This is the particular challenge we are seeing in trying to motivate physicians and their teams to fully engage with quality initiatives. I think many of our friends in government assume that physicians are motivated by money, hence the way regulatory programs have been structured. Although a good number of physicians took advantage of the incentives or finally jumped in to avoid the penalties, others were more motivated by the idea of autonomy and continue to opt out. One could argue that the incentives (or penalties) weren’t large enough to meaningfully hit people in the pocketbook, but that only applies to some.
Autonomy can sometimes be a negative force when we’re looking at clinical transformation, as providers feel that “their way” is better than that of their peers and don’t want to come together to participate in common care paths or clinical protocols. I’ve seen this to the point of irrationality, where one physician was willing to leave the practice because her personal colorectal cancer screening protocol (which incidentally didn’t mesh with current available data) was not built into the EHR’s clinical decision support framework. Providers like this are the same ones who argue with me when I recommend posting signs for diabetic patients to remove their shoes (shown to increase the percentage of diabetic foot exams) because they have any number of reasons they disagree with it.
In order to be successful under new value-based care systems, we have to let go of some of that autonomy and figure out how to align our individual goals with those of both small (practice) and large (ACO) organizations. We also have to design systems to address short term “wins” such as a more efficient workday that will help get people to the right psychological space to play the longer game with quarterly holdbacks and annual payer incentives.
Finding the right way to motivate people is always a challenge. Physicians tend to be at least a little competitive, having been through the process of medical school admissions, residency matching, and finally entering their fields. Some will be motivated by seeing their performance against their immediate peers, such as partners or hospital data, more than they will be motivated by national benchmarks. Those individuals love real-time reporting or as close to real-time as their technology will allow. They may be more willing to participate in operational tweaks to streamline outcomes and have a vested interest in being part of the solution. Others who are less competitive or unsure of their own abilities tend to shy away from those frameworks, needing more individual coaching or peer-to-peer involvement to be successful.
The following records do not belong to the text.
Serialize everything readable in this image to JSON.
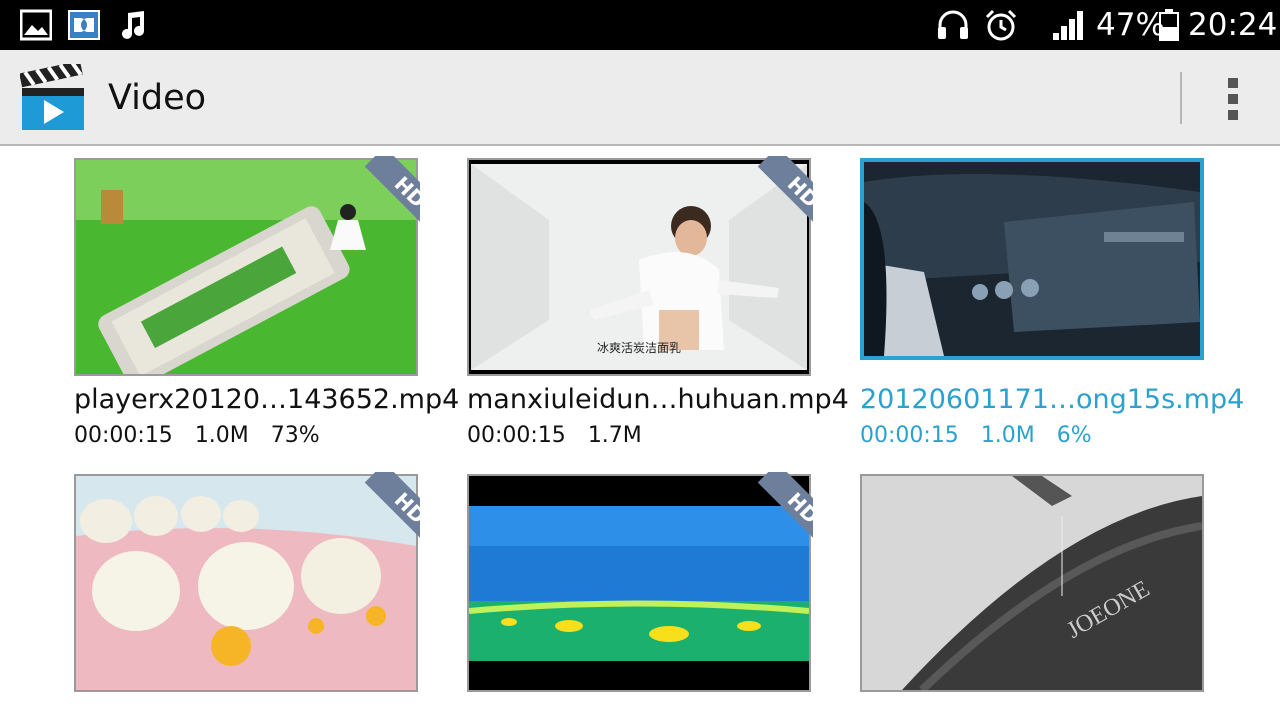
{
  "status_bar": {
    "battery": "47%",
    "time": "20:24"
  },
  "action_bar": {
    "title": "Video"
  },
  "videos": [
    {
      "title": "playerx20120…143652.mp4",
      "duration": "00:00:15",
      "size": "1.0M",
      "progress": "73%",
      "hd": "HD"
    },
    {
      "title": "manxiuleidun…huhuan.mp4",
      "duration": "00:00:15",
      "size": "1.7M",
      "progress": "",
      "hd": "HD"
    },
    {
      "title": "20120601171…ong15s.mp4",
      "duration": "00:00:15",
      "size": "1.0M",
      "progress": "6%",
      "hd": ""
    },
    {
      "title": "",
      "duration": "",
      "size": "",
      "progress": "",
      "hd": "HD"
    },
    {
      "title": "",
      "duration": "",
      "size": "",
      "progress": "",
      "hd": "HD"
    },
    {
      "title": "",
      "duration": "",
      "size": "",
      "progress": "",
      "hd": ""
    }
  ],
  "thumb_captions": {
    "v2": "冰爽活炭洁面乳",
    "v4": "JOEONE"
  },
  "colors": {
    "accent": "#2aa1cf",
    "hd_badge": "#6e7f9c"
  }
}
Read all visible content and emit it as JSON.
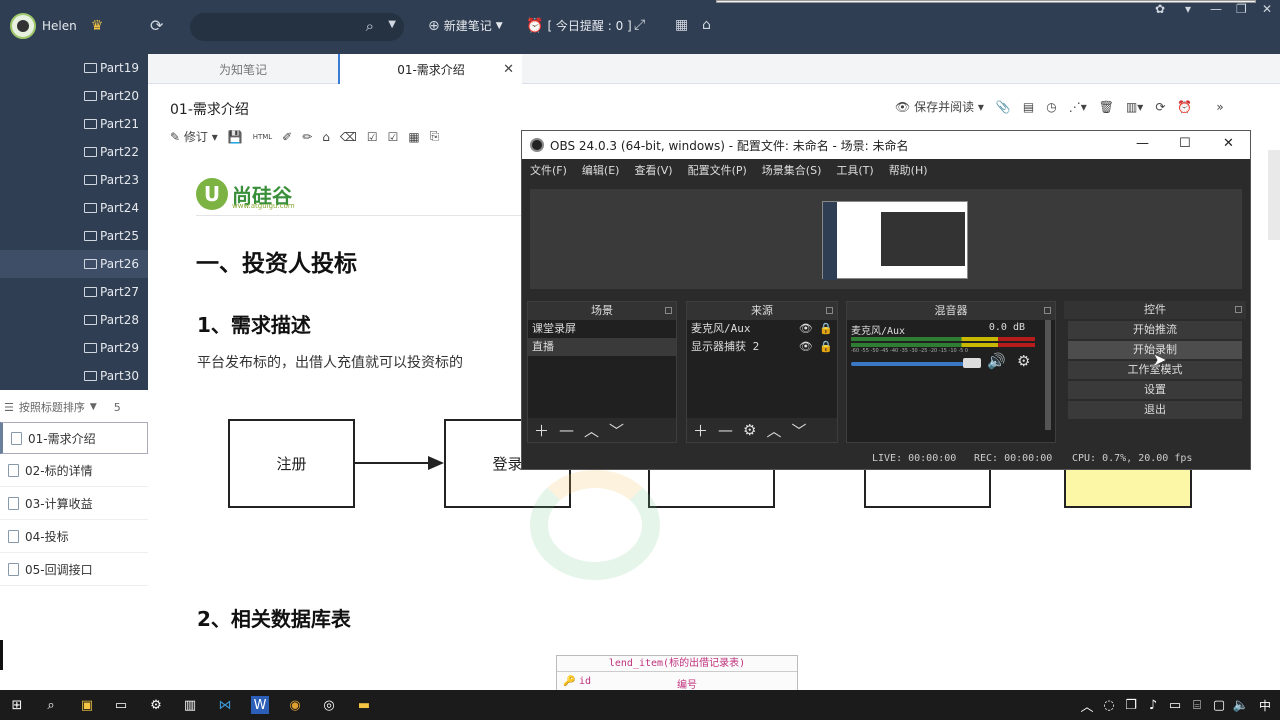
{
  "topbar": {
    "user_name": "Helen",
    "new_note": "新建笔记",
    "reminder": "[ 今日提醒 : 0 ]"
  },
  "sidebar": {
    "parts": [
      "Part19",
      "Part20",
      "Part21",
      "Part22",
      "Part23",
      "Part24",
      "Part25",
      "Part26",
      "Part27",
      "Part28",
      "Part29",
      "Part30"
    ],
    "selected_part": "Part26",
    "sort_label": "按照标题排序",
    "sort_count": "5",
    "docs": [
      "01-需求介绍",
      "02-标的详情",
      "03-计算收益",
      "04-投标",
      "05-回调接口"
    ]
  },
  "tabs": [
    "为知笔记",
    "01-需求介绍"
  ],
  "editor": {
    "doc_title": "01-需求介绍",
    "save_read": "保存并阅读",
    "revise": "修订",
    "html_label": "HTML",
    "logo_text": "尚硅谷",
    "logo_url": "www.atguigu.com",
    "h1": "一、投资人投标",
    "h2a": "1、需求描述",
    "para": "平台发布标的，出借人充值就可以投资标的",
    "flow": [
      "注册",
      "登录"
    ],
    "h2b": "2、相关数据库表",
    "table_title": "lend_item(标的出借记录表)",
    "table_col1": "id",
    "table_col2": "编号"
  },
  "obs": {
    "title": "OBS 24.0.3 (64-bit, windows) - 配置文件: 未命名 - 场景: 未命名",
    "menu": [
      "文件(F)",
      "编辑(E)",
      "查看(V)",
      "配置文件(P)",
      "场景集合(S)",
      "工具(T)",
      "帮助(H)"
    ],
    "docks": {
      "scenes": "场景",
      "sources": "来源",
      "mixer": "混音器",
      "controls": "控件"
    },
    "scenes": [
      "课堂录屏",
      "直播"
    ],
    "sources": [
      "麦克风/Aux",
      "显示器捕获 2"
    ],
    "mixer_name": "麦克风/Aux",
    "mixer_db": "0.0 dB",
    "meter_ticks": "-60 -55 -50 -45 -40 -35 -30 -25 -20 -15 -10 -5 0",
    "controls": [
      "开始推流",
      "开始录制",
      "工作室模式",
      "设置",
      "退出"
    ],
    "status": {
      "live": "LIVE: 00:00:00",
      "rec": "REC: 00:00:00",
      "cpu": "CPU: 0.7%, 20.00 fps"
    },
    "volume_level": 0.9
  },
  "taskbar": {
    "ime": "中"
  },
  "colors": {
    "sidebar_bg": "#2f3e52",
    "obs_bg": "#2b2b2b",
    "accent": "#3a7bd5"
  }
}
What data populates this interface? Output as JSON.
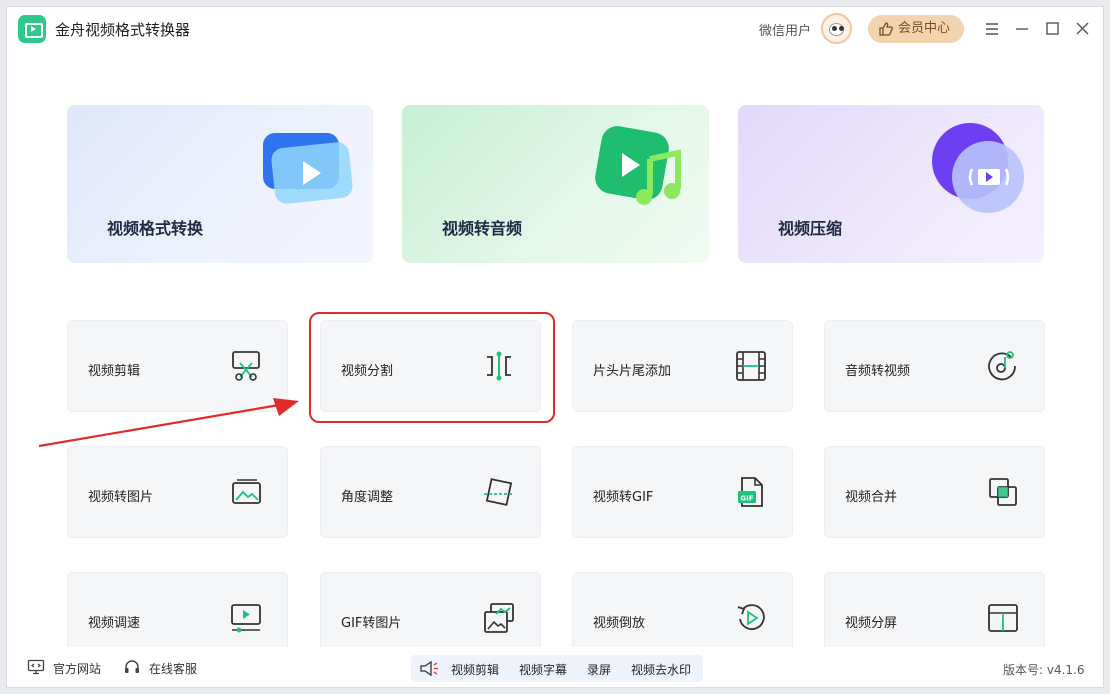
{
  "app": {
    "title": "金舟视频格式转换器",
    "user_name": "微信用户",
    "vip_label": "会员中心"
  },
  "feature_cards": [
    {
      "label": "视频格式转换",
      "icon": "video-play-icon"
    },
    {
      "label": "视频转音频",
      "icon": "music-note-icon"
    },
    {
      "label": "视频压缩",
      "icon": "compress-icon"
    }
  ],
  "tools": [
    {
      "label": "视频剪辑",
      "icon": "scissors-icon"
    },
    {
      "label": "视频分割",
      "icon": "split-icon"
    },
    {
      "label": "片头片尾添加",
      "icon": "film-strip-icon"
    },
    {
      "label": "音频转视频",
      "icon": "music-disc-icon"
    },
    {
      "label": "视频转图片",
      "icon": "image-icon"
    },
    {
      "label": "角度调整",
      "icon": "rotate-crop-icon"
    },
    {
      "label": "视频转GIF",
      "icon": "gif-file-icon"
    },
    {
      "label": "视频合并",
      "icon": "merge-icon"
    },
    {
      "label": "视频调速",
      "icon": "speed-icon"
    },
    {
      "label": "GIF转图片",
      "icon": "gif-image-icon"
    },
    {
      "label": "视频倒放",
      "icon": "reverse-icon"
    },
    {
      "label": "视频分屏",
      "icon": "split-screen-icon"
    }
  ],
  "footer": {
    "website": "官方网站",
    "service": "在线客服",
    "quick": [
      "视频剪辑",
      "视频字幕",
      "录屏",
      "视频去水印"
    ],
    "version": "版本号: v4.1.6"
  },
  "colors": {
    "accent_green": "#2ec98a",
    "highlight_red": "#e02b2b",
    "vip_bg": "#f3d3b0"
  }
}
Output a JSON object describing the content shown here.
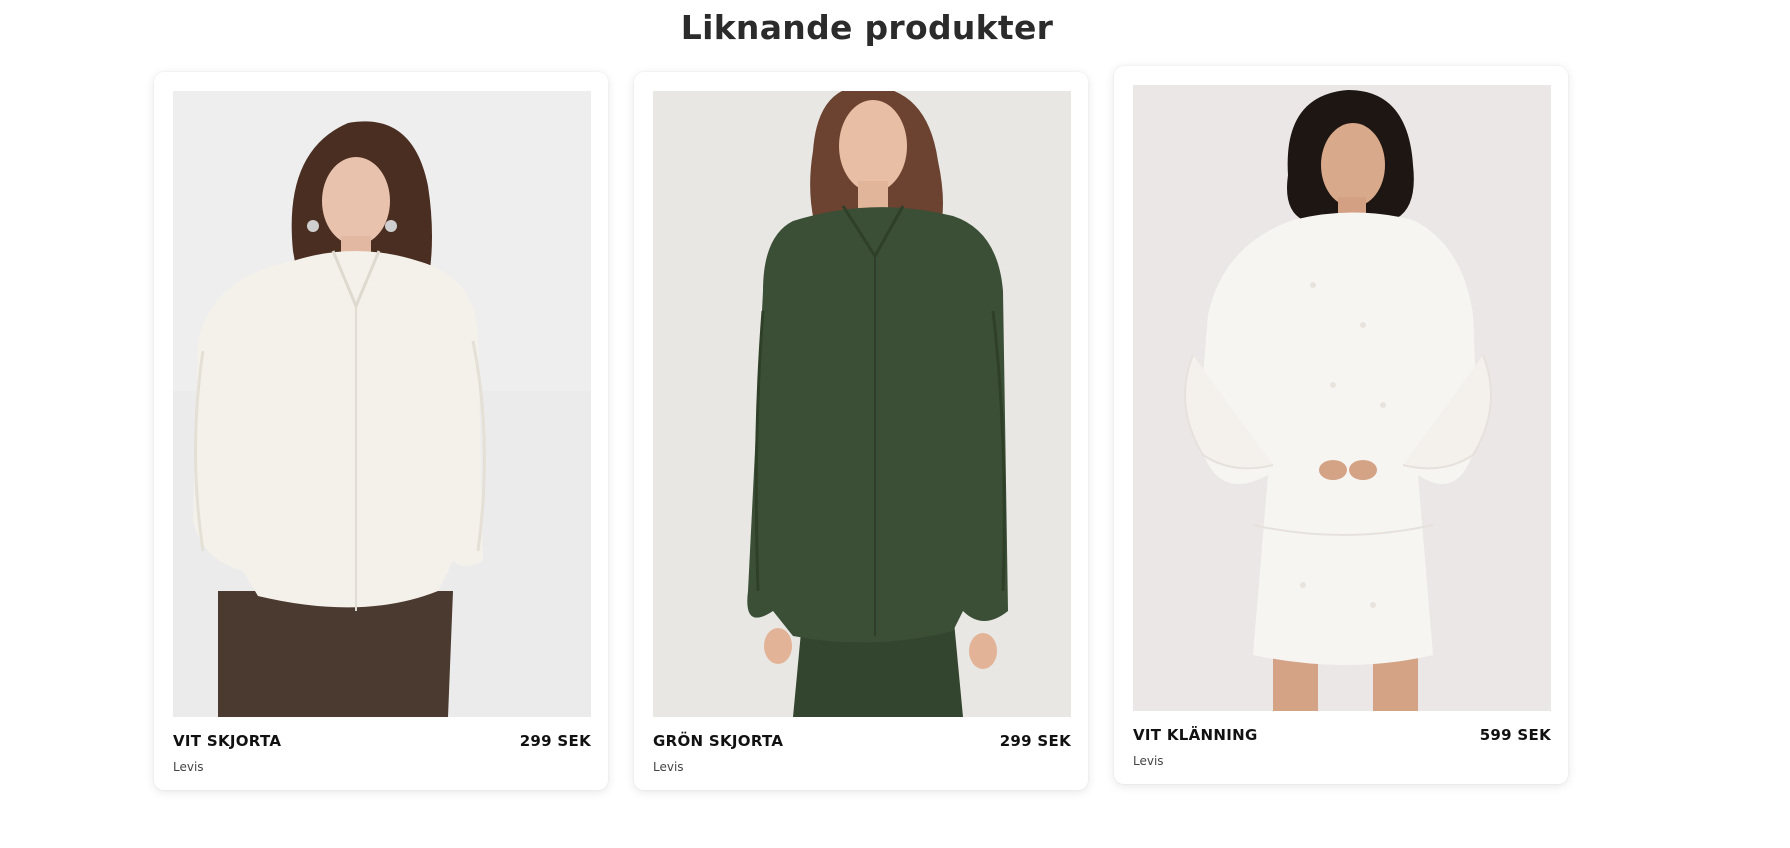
{
  "section": {
    "title": "Liknande produkter"
  },
  "products": [
    {
      "name": "VIT SKJORTA",
      "price": "299 SEK",
      "brand": "Levis",
      "image_desc": "woman in white satin shirt and brown trousers"
    },
    {
      "name": "GRÖN SKJORTA",
      "price": "299 SEK",
      "brand": "Levis",
      "image_desc": "woman in dark green shirt and skirt"
    },
    {
      "name": "VIT KLÄNNING",
      "price": "599 SEK",
      "brand": "Levis",
      "image_desc": "woman in white embroidered dress"
    }
  ],
  "colors": {
    "card_background": "#ffffff",
    "title_text": "#2b2b2b",
    "shirt_white": "#f3f0e8",
    "shirt_green": "#3a4d36",
    "dress_white": "#f7f5f2",
    "photo_background": "#ecebea"
  }
}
This spectrum varies across specialties as well. Some have been used to publicizing complication rates for some time, where others find this brand new. One has to be careful with competition though, especially when you’re dealing with top-caliber people and processes. I am working with one organization where all of their providers are routinely in the top decile for various care metrics, if not in the top 3-5 percent. Pitting them against each other isn’t going to be productive from an efficiency (or psychological) perspective.
There’s no magic recipe or secret sauce on how to incentivize people. The best advice I can offer an organization is for them to spend time and energy consciously thinking through these concepts and working with their managers and employees to find a solution that will motivate them to excellence. Assuming it’s one size fits all is a mistake but one that I see all too frequently, as is assuming that people are just intrinsically motivated to do the right thing.
How does your organization motivate people? Email me.
Email Dr. Jayne.